I have been meaning to write a blog post about this for a week or so, but thinking about it bums me out.
In case you don’t know what CafePress is, it is a site that sells t-shirts and other items printed on demand. Thousands of designers have bought into the concept, opening up shops and uploading their own original designs to sell to the public. I was soooo happy when I discovered their service. I have been a member since 6/25/2004, or so it says on my account. I started out with the free option, opening up a separate shop for each design. Then I decided to upgrade to a Premium Shop for about $60 a year, and have consolidated my designs into one shop (Maison Celeste).
Now, I will be the first to tell you that I am not making a living off of my earnings at CafePress. I make from $30 to $120 per month. But I have really appreciated having my shop up. It’s great exposure, and I have sold my work not only in the United States, but also abroad. Just recently, I have had triple the orders that I had last year, which was encouraging. I plan on highlighting more of my products on my blog, explaining the creative process behind my digital work. I have also planned some other promotional ideas…

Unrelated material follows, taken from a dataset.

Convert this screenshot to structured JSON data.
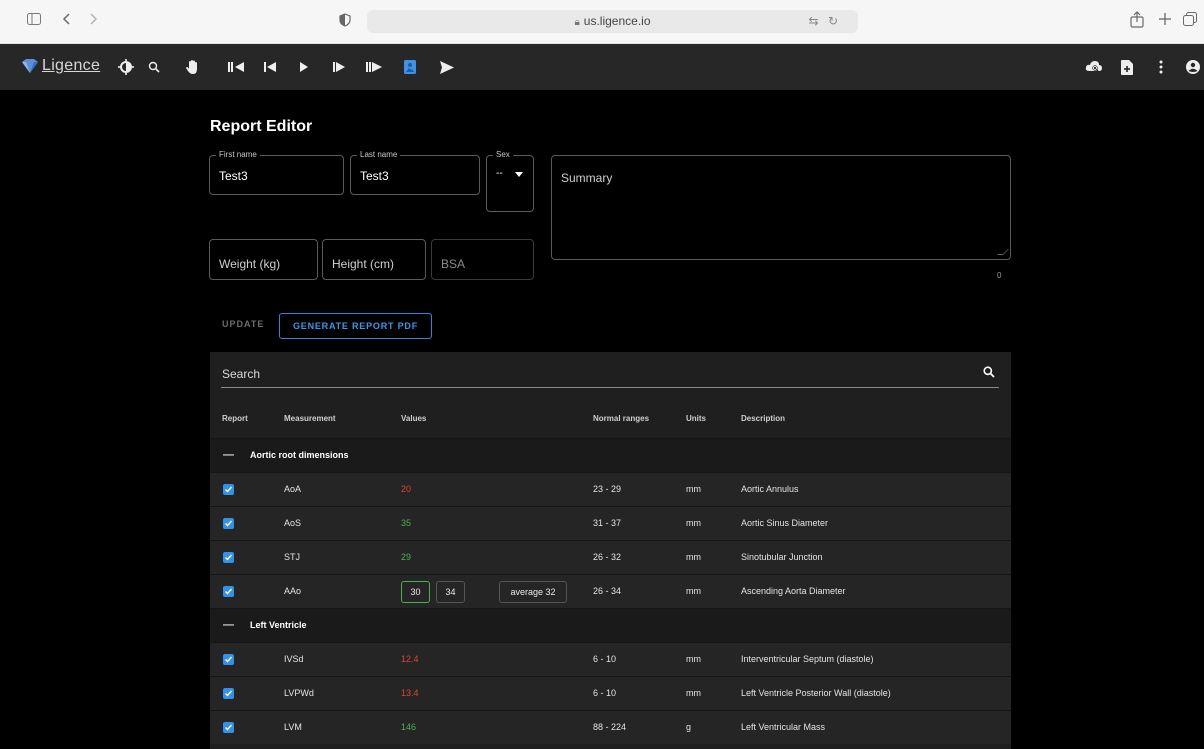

But a couple of weeks ago, I noticed a problem with my commissions. The way CafePress used to work, I would set the markup for my items in the shop. I could either choose to set an exact markup price for all items, or choose an algorithm that produced a sliding (relative) profit scale. There’s also a place where you can choose what they call tiered markup: low, medium, high or premium. I usually choose high, which gives me from $1.00 on small items to $6 or $7 on larger items. Every time I sell something, the markup is shown on my report. I got the same profit, no matter if the customer clicked straight on my shop or if the product was found through the CafePress Marketplace search engine.
When I last checked my sales report, I noticed two things. First of all, the items purchased by customers through the CafePress Marketplace were more expensive to the buyer. For example, my La Paloma Tote Bag is priced in my shop at $15.99. The original cost is $12.99 without the design. Therefore, I make $3.00 on that purchase. On June 14th, however, someone purchased that same tote bag through the Marketplace. The cost to the customer was $17.00 and my profit was $1.70 (a flat 10% of the newly elevated price). I was aghast.
So, the other night, I started to do some internet research to see if anyone else had learned more about this strange change then I did. I came across a very detailed report written by Jim at Irregular Times.com. He not only commented on the change in policy, but detailed what happened when he removed his products from the Marketplace (yes, one can opt out of the Marketplace). Even though some of his products were purchased from his shop, he still received the Marketplace 10% markup. The post is very enlightening, and more information has been added through reader comments. The basic idea seems to be that CafePress is, in essence, competing with its own designers.
I have since been looking into alternatives to CafePress, although the thought of re-doing everything bums me out. I found a very informative comparative article on Squidoo.com called “CafePress Alternatives and Competitors” . I have gone to Printfection, but they definitely don’t have the merchandise range offered by CafePress. I don’t think that I will miss all of the items, like the coffee mugs and notebooks, but I definitely need someone that prints posters, cards, and magnets. On the upside, Printfection has a massive range of t-shirt styles and colors. I don’t get the appeal of the cutting boards, though…
I am already a little familiar with Zazzle – I just didn’t see any advantage to their program. In fact, last time I checked, there seemed to be no option to have a shop. Looking at the site now, it does look a bit different, and it has a really large merchandise selection. The article in Squidoo basically says what I had heard about Zazzle, that the markups are limited and no stores. But when I just clicked on “Sell” at Zazzle, it looked like they had made some policy changes, perhaps to lure people from CafePress. I will look into it more later.
Finally, there is Spreadshirt, which is a German company. At the moment I am unable to access their site, because of maintenance. But the range of products is impressive – as are the prices. I think I looked at one wacky halter-like t-shirt that was going to sell for 75 Euros – not Dollars, but Euros!!!!! I will go back later.
In the meantime, please go to my CafePress Shop and check it out. I am planning on removing myself from the Marketplace, which means that I will need to do more promotion myself!